Risk-based authentication, also known as adaptive authentication, is another subject you should know about. Adaptive Authentication, often known as Risk-based Authentication, is a type of Multi-Factor Authentication (MFA). While authenticating a user, adaptive Authentication considers their actions and context to determine the likelihood of a successful attack. Consider the following case:

Is it a Secure Connection?

By answering these questions, the system can estimate the user’s risk level and then decide whether or not to allow them access to the system, require an extra authentication factor, or both. In this sense, risk-based Authentication is another title for this identification method.

If Adaptive Authentication is in place, the user may be asked to provide a code texted to their phone in addition to their username and password if they are logging in from a cafe late at night, which is not a typical login location. On the other hand, when they log in from the office every day at 9 a.m., they must enter their username and password.

Cybercriminals will spend their entire lives trying to acquire access to your data; a strong MFA strategy that is consistently applied is your best defense. Time and resources spent on implementing a weak data security plan will be wasted.


These days, being cyber secure is more complex than ever. Even if you try to keep up with the latest cyber security trends, everyone from corporations to individual customers tries to keep private data on the cloud. This need for reliable digital security is more pressing than ever. Anyone uses online accounts to access their data, programs, and information saved online. Theft of money, company disruption, and loss of privacy are real-world repercussions that could result from a breach or misuse of this online information.

Although passwords help secure digital possessions, they are not sufficient. Skilled hackers will aggressively try to find your passwords. If your password is compromised, you may have already given away access to other accounts where you’ve used the same password. By requiring more than just a password to access a user’s account, multi-factor Authentication ensures that only the account’s legitimate owner can log in. Multi-factor Authentication is used by businesses to verify the identities of their users and grant them instant, secure access.

In addition to passwords, several forms of Authentication based on knowledge exist. A security question is another instance of the Knowledge Factor in action. User-defined security questions are an option in some systems. The security questions are questions you create for yourself. Questions designed to verify your identity often seek trivial information, such as the name of your pet or your favorite color, or information that may be gleaned through casual conversation (social engineering).


How does multi-factor authentication (MFA) enhance security beyond traditional username and password methods?

MFA requires additional evidence beyond usernames and passwords, such as possessing a physical device or biometric data, significantly bolstering security measures.

What are the three pillars of authAuthenticationd how do they contribute to multi-factor authAuthenticatione three pillars of authAuthenticationlude the knowledge factor (passwords), possession factor (physical devices), and inherence factor (biometric data), each providing a unique layer of security in MFA.

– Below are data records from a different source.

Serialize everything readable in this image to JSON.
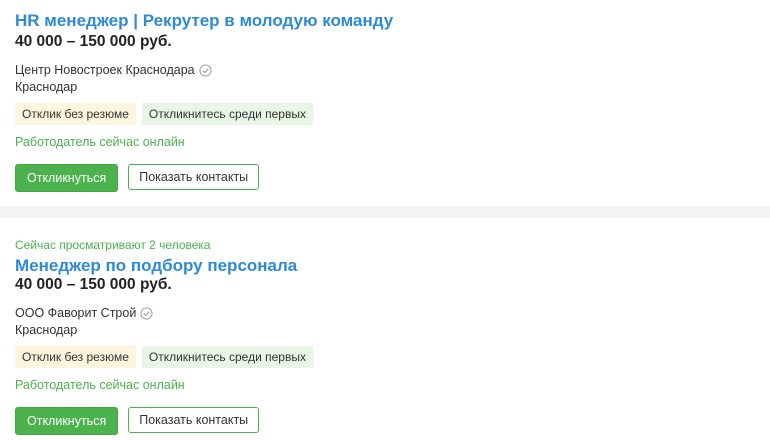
{
  "vacancies": [
    {
      "viewers": "",
      "title": "HR менеджер | Рекрутер в молодую команду",
      "salary": "40 000 – 150 000 руб.",
      "company": "Центр Новостроек Краснодара",
      "city": "Краснодар",
      "tags": [
        "Отклик без резюме",
        "Откликнитесь среди первых"
      ],
      "online": "Работодатель сейчас онлайн",
      "respond_label": "Откликнуться",
      "contacts_label": "Показать контакты"
    },
    {
      "viewers": "Сейчас просматривают 2 человека",
      "title": "Менеджер по подбору персонала",
      "salary": "40 000 – 150 000 руб.",
      "company": "ООО Фаворит Строй",
      "city": "Краснодар",
      "tags": [
        "Отклик без резюме",
        "Откликнитесь среди первых"
      ],
      "online": "Работодатель сейчас онлайн",
      "respond_label": "Откликнуться",
      "contacts_label": "Показать контакты"
    }
  ],
  "icons": {
    "verified": "check-circle-icon"
  },
  "colors": {
    "title": "#2d8ad7",
    "accent_green": "#4bb24e",
    "tag_yellow": "#fdf6df",
    "tag_green": "#e8f6e6"
  }
}
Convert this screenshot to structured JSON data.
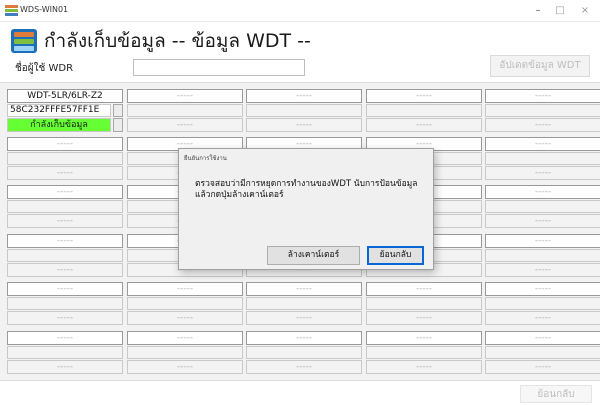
{
  "window": {
    "title": "WDS-WIN01",
    "minimize_glyph": "–",
    "maximize_glyph": "□",
    "close_glyph": "×"
  },
  "header": {
    "title": "กำลังเก็บข้อมูล -- ข้อมูล WDT --",
    "user_label": "ชื่อผู้ใช้ WDR",
    "user_value": "",
    "upload_button": "อัปเดตข้อมูล WDT"
  },
  "grid": {
    "placeholder": "-----",
    "cells": [
      {
        "name": "WDT-5LR/6LR-Z2",
        "id": "58C232FFFE57FF1E",
        "status": "กำลังเก็บข้อมูล",
        "active": true
      },
      {
        "name": "-----",
        "id": "",
        "status": "-----",
        "active": false
      },
      {
        "name": "-----",
        "id": "",
        "status": "-----",
        "active": false
      },
      {
        "name": "-----",
        "id": "",
        "status": "-----",
        "active": false
      },
      {
        "name": "-----",
        "id": "",
        "status": "-----",
        "active": false
      },
      {
        "name": "-----",
        "id": "",
        "status": "-----",
        "active": false
      },
      {
        "name": "-----",
        "id": "",
        "status": "-----",
        "active": false
      },
      {
        "name": "-----",
        "id": "",
        "status": "-----",
        "active": false
      },
      {
        "name": "-----",
        "id": "",
        "status": "-----",
        "active": false
      },
      {
        "name": "-----",
        "id": "",
        "status": "-----",
        "active": false
      },
      {
        "name": "-----",
        "id": "",
        "status": "-----",
        "active": false
      },
      {
        "name": "-----",
        "id": "",
        "status": "-----",
        "active": false
      },
      {
        "name": "-----",
        "id": "",
        "status": "-----",
        "active": false
      },
      {
        "name": "-----",
        "id": "",
        "status": "-----",
        "active": false
      },
      {
        "name": "-----",
        "id": "",
        "status": "-----",
        "active": false
      },
      {
        "name": "-----",
        "id": "",
        "status": "-----",
        "active": false
      },
      {
        "name": "-----",
        "id": "",
        "status": "-----",
        "active": false
      },
      {
        "name": "-----",
        "id": "",
        "status": "-----",
        "active": false
      },
      {
        "name": "-----",
        "id": "",
        "status": "-----",
        "active": false
      },
      {
        "name": "-----",
        "id": "",
        "status": "-----",
        "active": false
      },
      {
        "name": "-----",
        "id": "",
        "status": "-----",
        "active": false
      },
      {
        "name": "-----",
        "id": "",
        "status": "-----",
        "active": false
      },
      {
        "name": "-----",
        "id": "",
        "status": "-----",
        "active": false
      },
      {
        "name": "-----",
        "id": "",
        "status": "-----",
        "active": false
      },
      {
        "name": "-----",
        "id": "",
        "status": "-----",
        "active": false
      },
      {
        "name": "-----",
        "id": "",
        "status": "-----",
        "active": false
      },
      {
        "name": "-----",
        "id": "",
        "status": "-----",
        "active": false
      },
      {
        "name": "-----",
        "id": "",
        "status": "-----",
        "active": false
      },
      {
        "name": "-----",
        "id": "",
        "status": "-----",
        "active": false
      },
      {
        "name": "-----",
        "id": "",
        "status": "-----",
        "active": false
      }
    ]
  },
  "footer": {
    "back_button": "ย้อนกลับ"
  },
  "dialog": {
    "title": "ยืนยันการใช้งาน",
    "message": "ตรวจสอบว่ามีการหยุดการทำงานของWDT นับการป้อนข้อมูลแล้วกดปุ่มล้างเคาน์เตอร์",
    "clear_button": "ล้างเคาน์เตอร์",
    "back_button": "ย้อนกลับ"
  },
  "colors": {
    "status_active": "#66ff33",
    "focus_border": "#0a66d6"
  },
  "icons": {
    "app": "app-logo-icon",
    "header": "database-logo-icon"
  }
}
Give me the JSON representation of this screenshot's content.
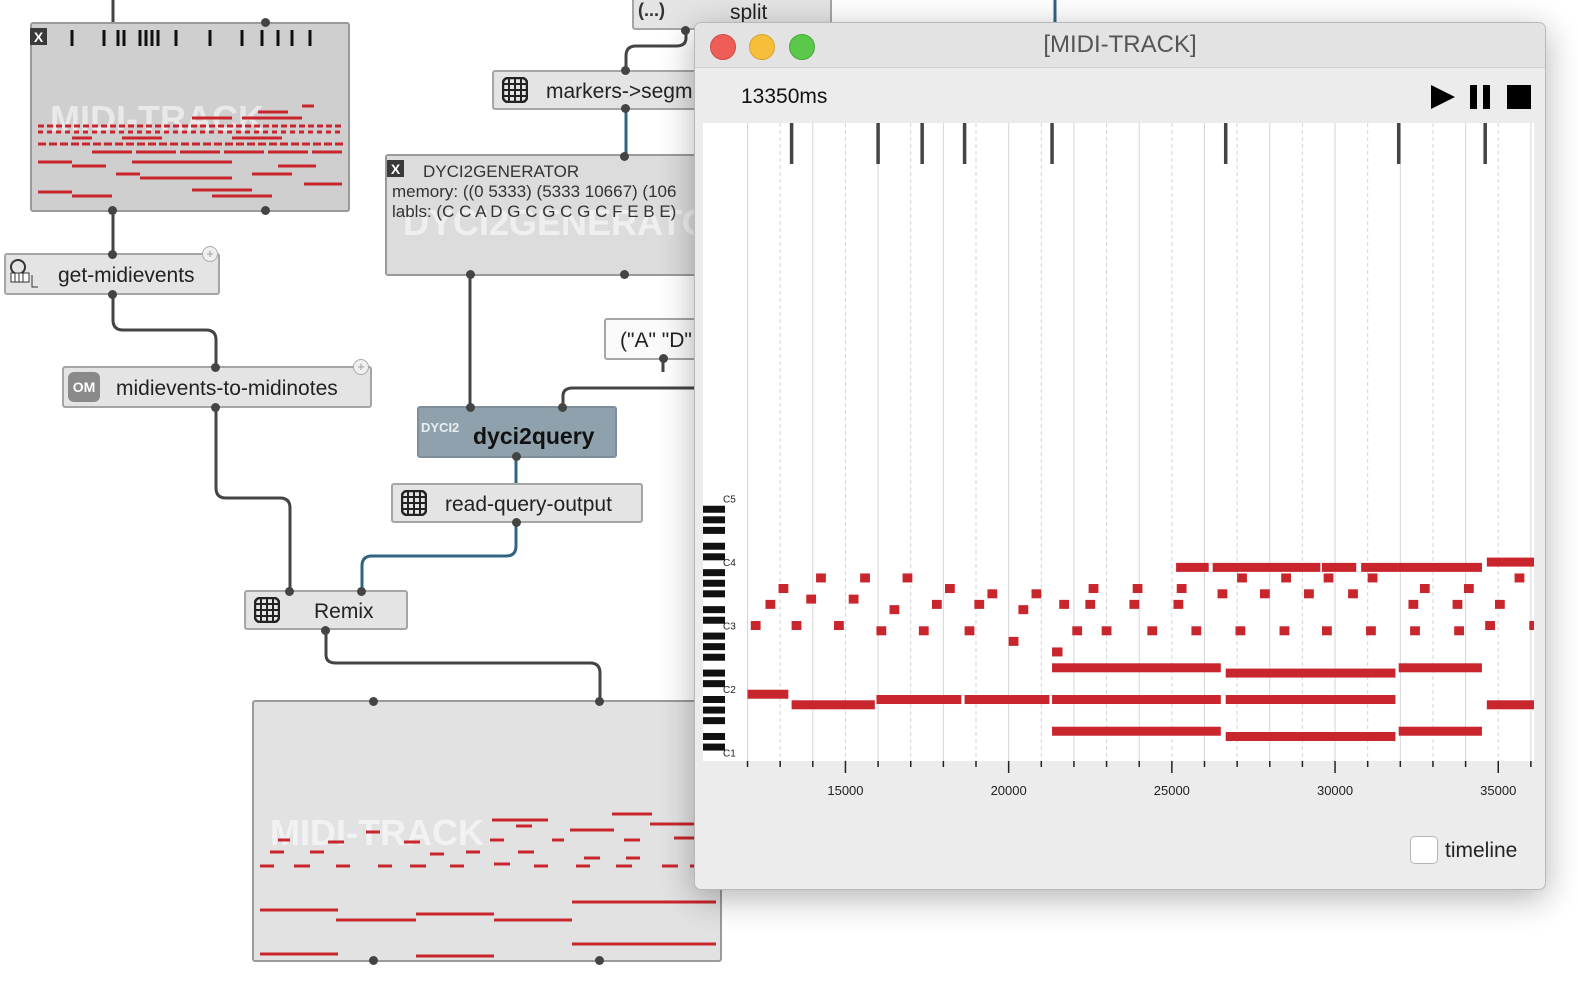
{
  "patch": {
    "top_partial_label": "split",
    "top_partial_marker": "(...)",
    "midi_track_label": "MIDI-TRACK",
    "get_midievents": "get-midievents",
    "midievents_to_midinotes": "midievents-to-midinotes",
    "om_badge": "OM",
    "markers_segments": "markers->segm",
    "dyci2generator": {
      "title": "DYCI2GENERATOR",
      "memory": "memory: ((0 5333) (5333 10667) (106",
      "labels": "labls: (C C A D G C G C G C F E B E)",
      "watermark": "DYCI2GENERATOR"
    },
    "list_box": "(\"A\" \"D\"",
    "dyci2query": "dyci2query",
    "dyci2_badge": "DYCI2",
    "read_query_output": "read-query-output",
    "remix": "Remix",
    "close_glyph": "X",
    "plus_glyph": "+"
  },
  "editor": {
    "title": "[MIDI-TRACK]",
    "time_readout": "13350ms",
    "play_icon": "play-icon",
    "pause_icon": "pause-icon",
    "stop_icon": "stop-icon",
    "octave_labels": [
      "C5",
      "C4",
      "C3",
      "C2",
      "C1"
    ],
    "xaxis_labels": [
      "15000",
      "20000",
      "25000",
      "30000",
      "35000"
    ],
    "timeline_label": "timeline",
    "timeline_checked": false,
    "note_color": "#c9252c"
  },
  "chart_data": {
    "type": "piano-roll",
    "xlabel": "",
    "ylabel": "",
    "time_unit": "ms",
    "x_ticks": [
      15000,
      20000,
      25000,
      30000,
      35000
    ],
    "pitch_octaves": [
      "C1",
      "C2",
      "C3",
      "C4",
      "C5"
    ],
    "markers_ms": [
      13350,
      16000,
      17350,
      18650,
      21330,
      26650,
      31950,
      34600
    ],
    "notes": [
      {
        "start": 25130,
        "end": 26130,
        "pitch": 71
      },
      {
        "start": 26250,
        "end": 29550,
        "pitch": 71
      },
      {
        "start": 29600,
        "end": 30650,
        "pitch": 71
      },
      {
        "start": 30800,
        "end": 31900,
        "pitch": 71
      },
      {
        "start": 31900,
        "end": 34500,
        "pitch": 71
      },
      {
        "start": 34650,
        "end": 36350,
        "pitch": 72
      },
      {
        "start": 14100,
        "end": 14400,
        "pitch": 69
      },
      {
        "start": 15450,
        "end": 15750,
        "pitch": 69
      },
      {
        "start": 16750,
        "end": 17050,
        "pitch": 69
      },
      {
        "start": 27000,
        "end": 27300,
        "pitch": 69
      },
      {
        "start": 28350,
        "end": 28650,
        "pitch": 69
      },
      {
        "start": 29650,
        "end": 29950,
        "pitch": 69
      },
      {
        "start": 31000,
        "end": 31300,
        "pitch": 69
      },
      {
        "start": 35500,
        "end": 35800,
        "pitch": 69
      },
      {
        "start": 12950,
        "end": 13250,
        "pitch": 67
      },
      {
        "start": 18050,
        "end": 18350,
        "pitch": 67
      },
      {
        "start": 22450,
        "end": 22750,
        "pitch": 67
      },
      {
        "start": 23800,
        "end": 24100,
        "pitch": 67
      },
      {
        "start": 25150,
        "end": 25450,
        "pitch": 67
      },
      {
        "start": 32600,
        "end": 32900,
        "pitch": 67
      },
      {
        "start": 33950,
        "end": 34250,
        "pitch": 67
      },
      {
        "start": 19350,
        "end": 19650,
        "pitch": 66
      },
      {
        "start": 20700,
        "end": 21000,
        "pitch": 66
      },
      {
        "start": 26400,
        "end": 26700,
        "pitch": 66
      },
      {
        "start": 27700,
        "end": 28000,
        "pitch": 66
      },
      {
        "start": 29050,
        "end": 29350,
        "pitch": 66
      },
      {
        "start": 30400,
        "end": 30700,
        "pitch": 66
      },
      {
        "start": 13800,
        "end": 14100,
        "pitch": 65
      },
      {
        "start": 15100,
        "end": 15400,
        "pitch": 65
      },
      {
        "start": 12550,
        "end": 12850,
        "pitch": 64
      },
      {
        "start": 17650,
        "end": 17950,
        "pitch": 64
      },
      {
        "start": 18950,
        "end": 19250,
        "pitch": 64
      },
      {
        "start": 21550,
        "end": 21850,
        "pitch": 64
      },
      {
        "start": 22350,
        "end": 22650,
        "pitch": 64
      },
      {
        "start": 23700,
        "end": 24000,
        "pitch": 64
      },
      {
        "start": 25050,
        "end": 25350,
        "pitch": 64
      },
      {
        "start": 32250,
        "end": 32550,
        "pitch": 64
      },
      {
        "start": 33600,
        "end": 33900,
        "pitch": 64
      },
      {
        "start": 34900,
        "end": 35200,
        "pitch": 64
      },
      {
        "start": 16350,
        "end": 16650,
        "pitch": 63
      },
      {
        "start": 20300,
        "end": 20600,
        "pitch": 63
      },
      {
        "start": 12100,
        "end": 12400,
        "pitch": 60
      },
      {
        "start": 13350,
        "end": 13650,
        "pitch": 60
      },
      {
        "start": 14650,
        "end": 14950,
        "pitch": 60
      },
      {
        "start": 34600,
        "end": 34900,
        "pitch": 60
      },
      {
        "start": 35950,
        "end": 36250,
        "pitch": 60
      },
      {
        "start": 15950,
        "end": 16250,
        "pitch": 59
      },
      {
        "start": 17250,
        "end": 17550,
        "pitch": 59
      },
      {
        "start": 18650,
        "end": 18950,
        "pitch": 59
      },
      {
        "start": 21950,
        "end": 22250,
        "pitch": 59
      },
      {
        "start": 22850,
        "end": 23150,
        "pitch": 59
      },
      {
        "start": 24250,
        "end": 24550,
        "pitch": 59
      },
      {
        "start": 25600,
        "end": 25900,
        "pitch": 59
      },
      {
        "start": 26950,
        "end": 27250,
        "pitch": 59
      },
      {
        "start": 28300,
        "end": 28600,
        "pitch": 59
      },
      {
        "start": 29600,
        "end": 29900,
        "pitch": 59
      },
      {
        "start": 30950,
        "end": 31250,
        "pitch": 59
      },
      {
        "start": 32300,
        "end": 32600,
        "pitch": 59
      },
      {
        "start": 33650,
        "end": 33950,
        "pitch": 59
      },
      {
        "start": 20000,
        "end": 20300,
        "pitch": 57
      },
      {
        "start": 21330,
        "end": 21650,
        "pitch": 55
      },
      {
        "start": 21330,
        "end": 26500,
        "pitch": 52
      },
      {
        "start": 31950,
        "end": 34500,
        "pitch": 52
      },
      {
        "start": 26650,
        "end": 31850,
        "pitch": 51
      },
      {
        "start": 12000,
        "end": 13250,
        "pitch": 47
      },
      {
        "start": 15950,
        "end": 18550,
        "pitch": 46
      },
      {
        "start": 18650,
        "end": 21250,
        "pitch": 46
      },
      {
        "start": 21330,
        "end": 26500,
        "pitch": 46
      },
      {
        "start": 26650,
        "end": 31850,
        "pitch": 46
      },
      {
        "start": 13350,
        "end": 15900,
        "pitch": 45
      },
      {
        "start": 34650,
        "end": 36350,
        "pitch": 45
      },
      {
        "start": 21330,
        "end": 26500,
        "pitch": 40
      },
      {
        "start": 31950,
        "end": 34500,
        "pitch": 40
      },
      {
        "start": 26650,
        "end": 31850,
        "pitch": 39
      }
    ]
  }
}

What are the potential risks associated with each authentication factor in multi-factor authentication? Understanding the vulnerabilities associated with each authentication factor is crucial for mitigating risks and implementing robust security measures.

How do advanced MFA methods like location-based and adaptive authAuthenticationther enhance security measures?

Advanced MFA methods utilize technologies such as machine learning and AI to analyze user behavior and context, adding additional layers of security beyond traditional authentication methods.

Photo by Andrea Piacquadio